Rome is the third most visited city in Europe, just behind London and Paris, and receives 7-10 million visitors a year to take in its cultural and archaeological wonders. The city has become quite a tourist hub, and was way more overrun with tourists than London when I visited at a similar time. Since Rome welcomes so many sightseers, it also has unfortunately been invaded by people trying to take advantage of these visitors. It is also filled with so many attractions that it can be difficult to sift through all there is to do and see in the Eternal City. It’s a great city for tourists, yes, but it is also easy for a tourist to get taken advantage of or unnecessarily waste money on some random ruins or tour.
During my recent visit, I certainly didn’t experience EVERY last famous site, but I did pack in some major highlights to varying degrees of success. Not all of these attractions were worth the hassle or money – so I wanted to be sure to share what you should see, or skip, on your next trip to Rome.
The Vatican – See it! (But only the right way!)

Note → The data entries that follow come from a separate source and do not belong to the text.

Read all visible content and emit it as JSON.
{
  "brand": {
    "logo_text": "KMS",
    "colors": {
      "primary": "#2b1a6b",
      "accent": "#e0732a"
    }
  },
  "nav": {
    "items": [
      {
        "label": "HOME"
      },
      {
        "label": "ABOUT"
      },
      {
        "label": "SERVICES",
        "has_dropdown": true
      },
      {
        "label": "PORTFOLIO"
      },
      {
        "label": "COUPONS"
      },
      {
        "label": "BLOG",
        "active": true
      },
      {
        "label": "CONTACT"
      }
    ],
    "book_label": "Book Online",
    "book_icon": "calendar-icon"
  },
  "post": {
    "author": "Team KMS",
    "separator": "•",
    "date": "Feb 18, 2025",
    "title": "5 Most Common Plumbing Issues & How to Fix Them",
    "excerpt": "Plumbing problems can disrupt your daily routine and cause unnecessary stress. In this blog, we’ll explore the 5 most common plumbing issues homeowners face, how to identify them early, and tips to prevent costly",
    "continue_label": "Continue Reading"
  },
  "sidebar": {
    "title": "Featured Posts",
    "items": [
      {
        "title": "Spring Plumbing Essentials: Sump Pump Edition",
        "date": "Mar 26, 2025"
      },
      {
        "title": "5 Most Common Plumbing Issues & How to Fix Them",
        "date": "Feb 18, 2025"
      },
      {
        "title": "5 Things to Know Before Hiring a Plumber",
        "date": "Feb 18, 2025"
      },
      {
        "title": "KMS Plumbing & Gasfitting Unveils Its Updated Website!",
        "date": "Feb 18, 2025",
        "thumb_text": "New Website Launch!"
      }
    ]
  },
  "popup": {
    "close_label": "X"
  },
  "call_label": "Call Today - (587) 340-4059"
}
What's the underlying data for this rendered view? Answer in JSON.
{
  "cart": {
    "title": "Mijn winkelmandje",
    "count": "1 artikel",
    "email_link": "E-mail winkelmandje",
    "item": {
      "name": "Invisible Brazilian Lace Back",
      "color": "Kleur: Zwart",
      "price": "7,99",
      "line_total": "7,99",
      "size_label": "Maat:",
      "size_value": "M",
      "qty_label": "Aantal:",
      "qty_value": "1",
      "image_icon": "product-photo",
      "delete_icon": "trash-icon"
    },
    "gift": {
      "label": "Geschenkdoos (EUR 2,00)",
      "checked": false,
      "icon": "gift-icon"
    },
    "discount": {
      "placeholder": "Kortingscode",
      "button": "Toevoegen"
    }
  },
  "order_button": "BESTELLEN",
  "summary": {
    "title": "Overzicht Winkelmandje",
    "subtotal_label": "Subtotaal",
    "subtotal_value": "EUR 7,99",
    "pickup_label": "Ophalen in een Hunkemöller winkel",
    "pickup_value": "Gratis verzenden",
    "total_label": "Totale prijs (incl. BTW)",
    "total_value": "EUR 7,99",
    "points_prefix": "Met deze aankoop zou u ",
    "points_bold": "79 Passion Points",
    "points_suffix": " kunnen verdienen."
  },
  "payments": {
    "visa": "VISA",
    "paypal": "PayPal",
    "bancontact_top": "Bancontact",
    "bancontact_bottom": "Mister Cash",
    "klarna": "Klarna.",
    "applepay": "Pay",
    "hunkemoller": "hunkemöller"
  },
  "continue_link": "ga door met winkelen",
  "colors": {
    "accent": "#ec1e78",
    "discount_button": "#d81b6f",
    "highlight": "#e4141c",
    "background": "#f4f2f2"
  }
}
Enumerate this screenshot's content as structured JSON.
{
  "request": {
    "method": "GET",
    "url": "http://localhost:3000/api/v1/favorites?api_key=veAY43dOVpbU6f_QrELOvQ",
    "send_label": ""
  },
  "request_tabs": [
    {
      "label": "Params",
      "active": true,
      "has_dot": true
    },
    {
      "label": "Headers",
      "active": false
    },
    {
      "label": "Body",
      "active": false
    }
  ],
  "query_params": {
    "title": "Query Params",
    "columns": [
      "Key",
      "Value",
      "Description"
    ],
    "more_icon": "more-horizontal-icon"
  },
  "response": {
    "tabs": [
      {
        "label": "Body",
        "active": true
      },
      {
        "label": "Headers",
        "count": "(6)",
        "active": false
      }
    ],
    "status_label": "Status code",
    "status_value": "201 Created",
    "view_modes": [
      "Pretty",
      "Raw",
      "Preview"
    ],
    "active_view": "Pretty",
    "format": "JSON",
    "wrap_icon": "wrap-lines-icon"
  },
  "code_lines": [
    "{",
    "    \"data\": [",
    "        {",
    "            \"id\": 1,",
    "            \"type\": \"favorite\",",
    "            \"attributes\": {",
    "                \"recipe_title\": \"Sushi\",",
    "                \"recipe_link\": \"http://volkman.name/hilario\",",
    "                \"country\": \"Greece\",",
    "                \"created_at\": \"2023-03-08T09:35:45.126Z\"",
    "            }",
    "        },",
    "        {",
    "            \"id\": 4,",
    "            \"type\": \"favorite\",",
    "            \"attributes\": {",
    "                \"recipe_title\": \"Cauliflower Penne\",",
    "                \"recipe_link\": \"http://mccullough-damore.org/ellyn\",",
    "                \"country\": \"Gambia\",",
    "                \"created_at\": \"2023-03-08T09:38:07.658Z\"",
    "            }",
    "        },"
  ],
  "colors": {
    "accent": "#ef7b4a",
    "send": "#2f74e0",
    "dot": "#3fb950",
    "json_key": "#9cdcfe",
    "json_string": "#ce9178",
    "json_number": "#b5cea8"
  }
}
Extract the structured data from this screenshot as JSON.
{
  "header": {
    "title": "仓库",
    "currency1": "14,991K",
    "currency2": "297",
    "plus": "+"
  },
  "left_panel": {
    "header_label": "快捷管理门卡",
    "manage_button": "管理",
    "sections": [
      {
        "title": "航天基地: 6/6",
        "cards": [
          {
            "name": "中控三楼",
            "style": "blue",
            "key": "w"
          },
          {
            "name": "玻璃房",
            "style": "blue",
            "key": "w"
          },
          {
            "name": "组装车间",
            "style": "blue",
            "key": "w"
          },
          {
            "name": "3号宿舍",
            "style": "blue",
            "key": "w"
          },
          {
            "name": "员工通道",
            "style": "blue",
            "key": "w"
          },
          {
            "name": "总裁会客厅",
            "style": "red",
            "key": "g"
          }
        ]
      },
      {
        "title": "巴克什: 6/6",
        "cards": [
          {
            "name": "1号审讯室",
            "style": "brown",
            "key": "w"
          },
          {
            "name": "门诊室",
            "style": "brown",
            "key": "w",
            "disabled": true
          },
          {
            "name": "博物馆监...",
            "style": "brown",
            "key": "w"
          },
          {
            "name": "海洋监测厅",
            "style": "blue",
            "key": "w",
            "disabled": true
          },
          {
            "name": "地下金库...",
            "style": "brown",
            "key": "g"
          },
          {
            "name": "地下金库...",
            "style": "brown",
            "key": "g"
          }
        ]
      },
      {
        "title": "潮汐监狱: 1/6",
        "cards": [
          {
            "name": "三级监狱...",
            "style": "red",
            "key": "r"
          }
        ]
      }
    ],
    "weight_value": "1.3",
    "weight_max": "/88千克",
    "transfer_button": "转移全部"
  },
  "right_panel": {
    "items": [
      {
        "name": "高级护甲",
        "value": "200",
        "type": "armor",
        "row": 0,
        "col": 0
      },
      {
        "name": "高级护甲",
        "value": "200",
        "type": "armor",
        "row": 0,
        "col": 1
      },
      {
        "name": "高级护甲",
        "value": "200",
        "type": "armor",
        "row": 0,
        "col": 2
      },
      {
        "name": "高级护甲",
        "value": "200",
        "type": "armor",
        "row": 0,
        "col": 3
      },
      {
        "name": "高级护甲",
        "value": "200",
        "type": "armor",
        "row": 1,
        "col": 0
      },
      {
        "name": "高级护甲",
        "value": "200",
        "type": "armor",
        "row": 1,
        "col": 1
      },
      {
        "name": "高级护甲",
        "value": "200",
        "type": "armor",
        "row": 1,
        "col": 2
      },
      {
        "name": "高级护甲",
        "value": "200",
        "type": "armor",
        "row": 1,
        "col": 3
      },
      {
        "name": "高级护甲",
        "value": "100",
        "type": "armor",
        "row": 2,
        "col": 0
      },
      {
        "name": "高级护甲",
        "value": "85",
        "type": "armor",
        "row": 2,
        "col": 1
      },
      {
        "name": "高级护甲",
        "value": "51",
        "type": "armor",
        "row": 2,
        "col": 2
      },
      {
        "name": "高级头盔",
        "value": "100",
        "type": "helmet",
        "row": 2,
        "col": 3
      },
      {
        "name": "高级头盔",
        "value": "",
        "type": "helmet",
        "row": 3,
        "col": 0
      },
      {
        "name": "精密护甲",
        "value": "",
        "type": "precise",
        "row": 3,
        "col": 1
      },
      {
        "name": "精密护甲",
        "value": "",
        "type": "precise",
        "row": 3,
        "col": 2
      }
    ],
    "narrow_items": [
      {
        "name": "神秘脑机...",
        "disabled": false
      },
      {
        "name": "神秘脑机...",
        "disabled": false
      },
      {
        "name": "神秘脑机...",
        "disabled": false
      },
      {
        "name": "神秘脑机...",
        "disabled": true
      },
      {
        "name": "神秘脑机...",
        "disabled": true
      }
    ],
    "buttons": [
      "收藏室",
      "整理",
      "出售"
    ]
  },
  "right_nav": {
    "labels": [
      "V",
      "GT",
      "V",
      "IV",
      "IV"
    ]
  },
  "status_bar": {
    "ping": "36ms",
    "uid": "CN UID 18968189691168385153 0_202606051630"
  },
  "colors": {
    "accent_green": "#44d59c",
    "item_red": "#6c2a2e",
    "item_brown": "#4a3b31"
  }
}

Your enjoyment of your visit to the Vatican will be largely dependent on what tour you choose. Make sure to book a tour in advance and one that gives you early entrance to the Sistine Chapel. We went through Walks of Italy, and we were able to take in the beauty of Michelangelo’s Sistine Chapel a full hour before opening – beating the crowds and heat – allowing us to relax and fully enjoy the masterpiece. Then we continued to explore the Vatican museums, gardens and St. Peter’s. The place is a world wonder with an overwhelming collection of art and history. Definitely a must-see, as long as you can avoid the sweltering throngs of tourists with the right tour.
Open Air Double Decker Bus Tour – Skip it!
While I loved the open air bus tour in London, its Roman counterpart was very disappointing (we used the City Sightseeing brand in both cities). Multiple of the tour companies are run by disorganized street hawkers, making it very difficult to tell who is legit and who is trying to run away with your euros. Once we finally figured out how to buy non counterfeit tickets, they were still 20 euro each and we had to wait in a very long line for a seat on a bus. The tour itself was lackluster with overcrowded seating, broken audio guides (there was no in-person guide like in London), and long wait times at each stop. Definitely skip it and instead wander Rome by foot while listening to one of Rick Steve’s free podcasts.
The Colosseum – See it! (But only the right way!)
Like the Vatican, the Colosseum is a must-see, but you should try to book the “right” tour beforehand. Salesmen will try to rope you into booking a tour as soon as you set a foot near the site, but spend time before your trip researching an option that will give you special access. Again, we booked a Walks of Italy Tour (it’s extremely well reviewed and reputable) that gave a “VIP’ feeling to all of it. Traipsing about the colossal ruins, we were led pas the velvet ropes and below the Colosseum where the gladiators would train, walked around the actual restricted arena floor, and slipped up a locked, secret staircase to the “roof” of the auditorium. Taking in views of Ancient Rome from the very top of the Colosseum is something I’ll never forget, and I highly recommend you book this tour. If you don’t want to spend the extra euros, still visit the Colosseum, but book through the official museum instead of through a sketchy street vendor.
Trevi Fountain and Spanish Steps – Skip it!
I’ve paired these two stops together as they’re usually included in the same guided tour. By all means, check them out, but don’t waste money on a guided tour. You can quickly take a cab or the metro to both spots, meander around the neighborhoods, snaps some instagrams, then be merrily on your way. They are both pretty jammed with tourists and street vendors, so you will want to get away from the men shoving selfie sticks in your face anyway.
Eating Italy Food Tour – See it!
I mentioned this tour on my previous post, but I cannot recommend the Eating Italy Food Tour enough. We did the “Taste of Testaccio” trek, and munched on 12 tastings at 9 of the city’s best food vendors from restaurants to a street market. The day was an onslaught to the taste buds – tiramisu, salami, pasta, bruschetta, suppli – the feast went on and on. Our tour guide Dom was extremely knowledgeable and entertaining (he has mutton chops and is in a Rolling Stones cover band!), and we had a beautiful day making new friends and relishing the neighborhood’s bites.
What are your “must sees” in Rome? Anything I forgot or should give a second chance?